[Page and application data records]

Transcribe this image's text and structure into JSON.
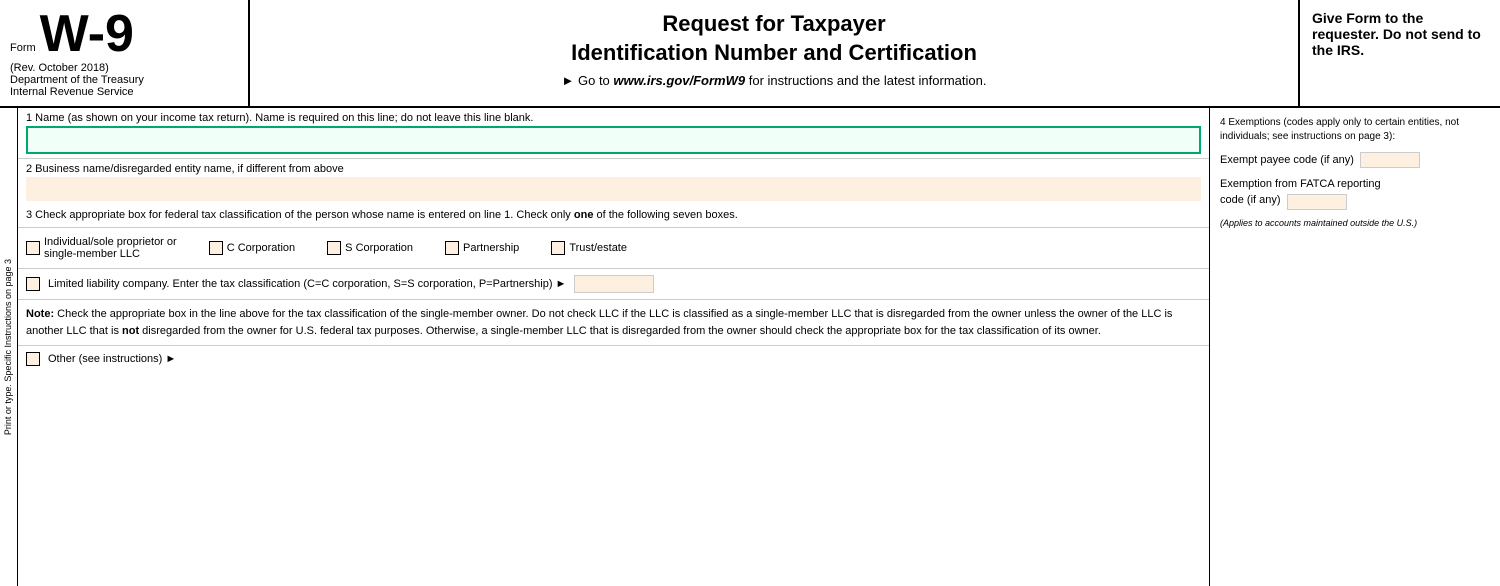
{
  "header": {
    "form_label": "Form",
    "form_number": "W-9",
    "rev": "(Rev. October 2018)",
    "dept1": "Department of the Treasury",
    "dept2": "Internal Revenue Service",
    "title_line1": "Request for Taxpayer",
    "title_line2": "Identification Number and Certification",
    "goto": "► Go to ",
    "goto_url": "www.irs.gov/FormW9",
    "goto_suffix": " for instructions and the latest information.",
    "right_text": "Give Form to the requester. Do not send to the IRS."
  },
  "fields": {
    "field1_label": "1  Name (as shown on your income tax return). Name is required on this line; do not leave this line blank.",
    "field2_label": "2  Business name/disregarded entity name, if different from above"
  },
  "section3": {
    "header": "3  Check appropriate box for federal tax classification of the person whose name is entered on line 1. Check only ",
    "header_bold": "one",
    "header_suffix": " of the following seven boxes.",
    "checkboxes": [
      {
        "label": "Individual/sole proprietor or\nsingle-member LLC"
      },
      {
        "label": "C Corporation"
      },
      {
        "label": "S Corporation"
      },
      {
        "label": "Partnership"
      },
      {
        "label": "Trust/estate"
      }
    ],
    "llc_text": "Limited liability company. Enter the tax classification (C=C corporation, S=S corporation, P=Partnership) ►",
    "note_bold": "Note:",
    "note_text": " Check the appropriate box in the line above for the tax classification of the single-member owner.  Do not check LLC if the LLC is classified as a single-member LLC that is disregarded from the owner unless the owner of the LLC is another LLC that is ",
    "note_not_bold": "not",
    "note_text2": " disregarded from the owner for U.S. federal tax purposes. Otherwise, a single-member LLC that is disregarded from the owner should check the appropriate box for the tax classification of its owner.",
    "other_label": "Other (see instructions) ►"
  },
  "section4": {
    "title": "4  Exemptions (codes apply only to certain entities, not individuals; see instructions on page 3):",
    "exempt_payee_label": "Exempt payee code (if any)",
    "fatca_label": "Exemption from FATCA reporting",
    "fatca_label2": "code (if any)",
    "applies_note": "(Applies to accounts maintained outside the U.S.)"
  },
  "side_label": {
    "text": "Print or type.    Specific Instructions on page 3"
  }
}
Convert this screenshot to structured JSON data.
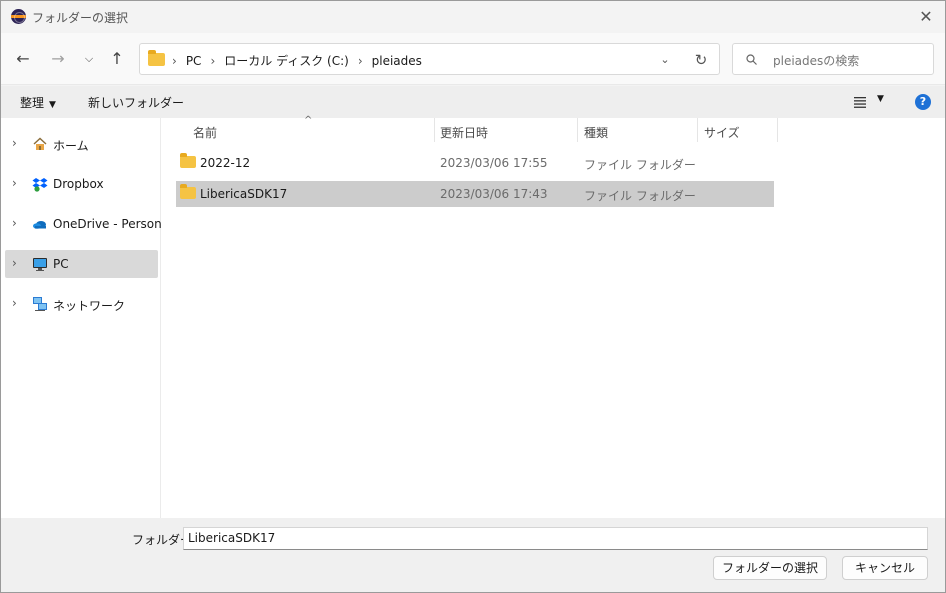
{
  "titlebar": {
    "title": "フォルダーの選択",
    "app_icon": "eclipse-icon",
    "close_icon": "close-icon"
  },
  "nav": {
    "back_icon": "arrow-left-icon",
    "forward_icon": "arrow-right-icon",
    "recent_icon": "chevron-down-icon",
    "up_icon": "arrow-up-icon",
    "breadcrumbs": [
      "PC",
      "ローカル ディスク (C:)",
      "pleiades"
    ],
    "search_placeholder": "pleiadesの検索"
  },
  "commands": {
    "organize": "整理",
    "new_folder": "新しいフォルダー"
  },
  "sidebar": {
    "items": [
      {
        "label": "ホーム",
        "icon": "home-icon"
      },
      {
        "label": "Dropbox",
        "icon": "dropbox-icon"
      },
      {
        "label": "OneDrive - Personal",
        "icon": "onedrive-icon"
      },
      {
        "label": "PC",
        "icon": "pc-icon",
        "selected": true
      },
      {
        "label": "ネットワーク",
        "icon": "network-icon"
      }
    ]
  },
  "list": {
    "columns": {
      "name": "名前",
      "modified": "更新日時",
      "type": "種類",
      "size": "サイズ"
    },
    "rows": [
      {
        "name": "2022-12",
        "modified": "2023/03/06 17:55",
        "type": "ファイル フォルダー"
      },
      {
        "name": "LibericaSDK17",
        "modified": "2023/03/06 17:43",
        "type": "ファイル フォルダー",
        "selected": true
      }
    ]
  },
  "bottom": {
    "folder_label": "フォルダー:",
    "folder_value": "LibericaSDK17",
    "select_button": "フォルダーの選択",
    "cancel_button": "キャンセル"
  },
  "colors": {
    "accent": "#1e71d6",
    "folder": "#f5c343",
    "selection": "#cccccc"
  }
}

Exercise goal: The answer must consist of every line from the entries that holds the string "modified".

Expected answer:
      "modified": "更新日時",
        "modified": "2023/03/06 17:55",
        "modified": "2023/03/06 17:43",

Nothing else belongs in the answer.